First lady Michelle Obama today hailed blues music as "deeply American" and "deeply human" at a workshop for several dozen middle and high school students in the State Dining Room - an event held as part of the ongoing White House music series and in recognition of African-American history month.
"This music wraps all of our emotions - whether it's love and loss, joy and sorrow, heartbreak and celebration - it wraps it all into an art form that stirs our souls and it helps us rise above all our struggles," Obama said.
She was joined on stage by singer-songwriter guitarist Keb Mo; vocal artist Shemekia Copeland; and trombonist Troy 'Trombone Shorty' Andrews.
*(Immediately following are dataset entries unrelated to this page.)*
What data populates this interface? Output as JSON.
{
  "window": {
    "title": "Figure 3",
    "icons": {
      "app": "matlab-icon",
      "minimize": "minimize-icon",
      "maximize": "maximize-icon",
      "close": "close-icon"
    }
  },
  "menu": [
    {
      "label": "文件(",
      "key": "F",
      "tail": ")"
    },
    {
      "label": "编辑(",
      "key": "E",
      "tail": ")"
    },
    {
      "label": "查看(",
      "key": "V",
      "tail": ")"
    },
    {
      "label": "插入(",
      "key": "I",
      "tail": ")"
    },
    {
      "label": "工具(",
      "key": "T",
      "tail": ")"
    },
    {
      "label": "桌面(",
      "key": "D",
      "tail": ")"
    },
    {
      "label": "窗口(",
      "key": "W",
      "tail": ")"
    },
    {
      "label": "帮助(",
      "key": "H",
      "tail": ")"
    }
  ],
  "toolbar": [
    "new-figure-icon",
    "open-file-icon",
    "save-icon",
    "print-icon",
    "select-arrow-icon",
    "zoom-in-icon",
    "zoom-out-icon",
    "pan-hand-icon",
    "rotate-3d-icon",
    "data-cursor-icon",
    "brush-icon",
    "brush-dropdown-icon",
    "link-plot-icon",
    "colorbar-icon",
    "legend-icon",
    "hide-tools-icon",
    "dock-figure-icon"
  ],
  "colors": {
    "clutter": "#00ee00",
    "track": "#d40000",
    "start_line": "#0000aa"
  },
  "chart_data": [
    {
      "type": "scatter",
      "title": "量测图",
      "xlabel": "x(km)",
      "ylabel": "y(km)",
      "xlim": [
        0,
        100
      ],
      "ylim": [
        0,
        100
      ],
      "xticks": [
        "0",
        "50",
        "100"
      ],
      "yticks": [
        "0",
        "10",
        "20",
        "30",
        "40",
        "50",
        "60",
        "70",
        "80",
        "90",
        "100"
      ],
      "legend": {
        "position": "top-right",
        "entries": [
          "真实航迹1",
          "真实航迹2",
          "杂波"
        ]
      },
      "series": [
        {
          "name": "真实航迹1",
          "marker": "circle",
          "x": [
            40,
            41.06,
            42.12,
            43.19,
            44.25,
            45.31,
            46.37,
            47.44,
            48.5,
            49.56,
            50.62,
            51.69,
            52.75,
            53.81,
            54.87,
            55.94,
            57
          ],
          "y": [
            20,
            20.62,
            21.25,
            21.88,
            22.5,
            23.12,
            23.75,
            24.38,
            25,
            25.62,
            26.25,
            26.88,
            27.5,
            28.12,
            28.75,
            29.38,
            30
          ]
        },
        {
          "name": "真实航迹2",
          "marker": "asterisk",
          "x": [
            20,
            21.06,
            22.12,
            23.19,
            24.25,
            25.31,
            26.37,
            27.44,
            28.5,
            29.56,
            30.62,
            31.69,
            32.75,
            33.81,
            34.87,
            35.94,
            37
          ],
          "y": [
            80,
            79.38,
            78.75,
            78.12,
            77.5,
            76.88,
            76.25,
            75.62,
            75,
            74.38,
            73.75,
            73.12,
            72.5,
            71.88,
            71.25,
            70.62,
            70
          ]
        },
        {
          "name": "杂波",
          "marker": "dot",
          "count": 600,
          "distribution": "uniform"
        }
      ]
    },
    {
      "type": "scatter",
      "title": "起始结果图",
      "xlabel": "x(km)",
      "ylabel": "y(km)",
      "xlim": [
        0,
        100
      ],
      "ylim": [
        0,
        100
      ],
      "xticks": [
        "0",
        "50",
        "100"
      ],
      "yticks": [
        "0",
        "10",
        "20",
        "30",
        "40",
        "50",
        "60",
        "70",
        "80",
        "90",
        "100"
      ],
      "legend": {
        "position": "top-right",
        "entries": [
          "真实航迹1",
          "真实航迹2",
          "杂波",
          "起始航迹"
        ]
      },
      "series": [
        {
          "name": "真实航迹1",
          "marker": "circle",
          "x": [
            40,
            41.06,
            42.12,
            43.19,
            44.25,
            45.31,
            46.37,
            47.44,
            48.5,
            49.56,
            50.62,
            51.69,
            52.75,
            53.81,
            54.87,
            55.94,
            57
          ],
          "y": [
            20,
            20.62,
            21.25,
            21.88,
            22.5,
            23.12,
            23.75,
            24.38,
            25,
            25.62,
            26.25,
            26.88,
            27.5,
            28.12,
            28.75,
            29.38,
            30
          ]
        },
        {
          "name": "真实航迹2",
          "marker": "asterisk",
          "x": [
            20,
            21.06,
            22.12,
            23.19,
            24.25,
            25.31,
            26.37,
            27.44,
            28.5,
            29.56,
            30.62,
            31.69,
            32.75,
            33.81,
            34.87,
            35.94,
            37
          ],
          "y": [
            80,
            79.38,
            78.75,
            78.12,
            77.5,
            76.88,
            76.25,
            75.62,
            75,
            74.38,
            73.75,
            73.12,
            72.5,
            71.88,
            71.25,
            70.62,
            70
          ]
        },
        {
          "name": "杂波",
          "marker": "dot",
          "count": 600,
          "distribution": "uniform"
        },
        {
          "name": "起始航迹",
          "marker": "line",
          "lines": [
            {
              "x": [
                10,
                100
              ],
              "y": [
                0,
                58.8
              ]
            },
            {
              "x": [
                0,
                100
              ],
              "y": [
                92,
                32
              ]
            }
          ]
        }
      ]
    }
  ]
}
Mo has won three Grammys, while Copeland and Andrews have both been nominated.
The first lady told the young audience that the career paths of the artists and her husband, President Obama, illustrate what can be achieved through hard work.
"The President didn't start out at the top either. Neither did I, but let's talk about him for a little bit since he's not here," she said, drawing laughter. "He had to work hard, and get a little focused - and he wasn't focused all the time. It was later in life that he got a little focus, right? So even if you mess up a little bit, you can get right on track."
The three musicians later described their approach to playing the blues and how they started their careers in music. After Michelle Obama left for "meetings," they performed together, including a rousing rendition of "When the Saints Go Marching In" that had the students clapping and on their feet.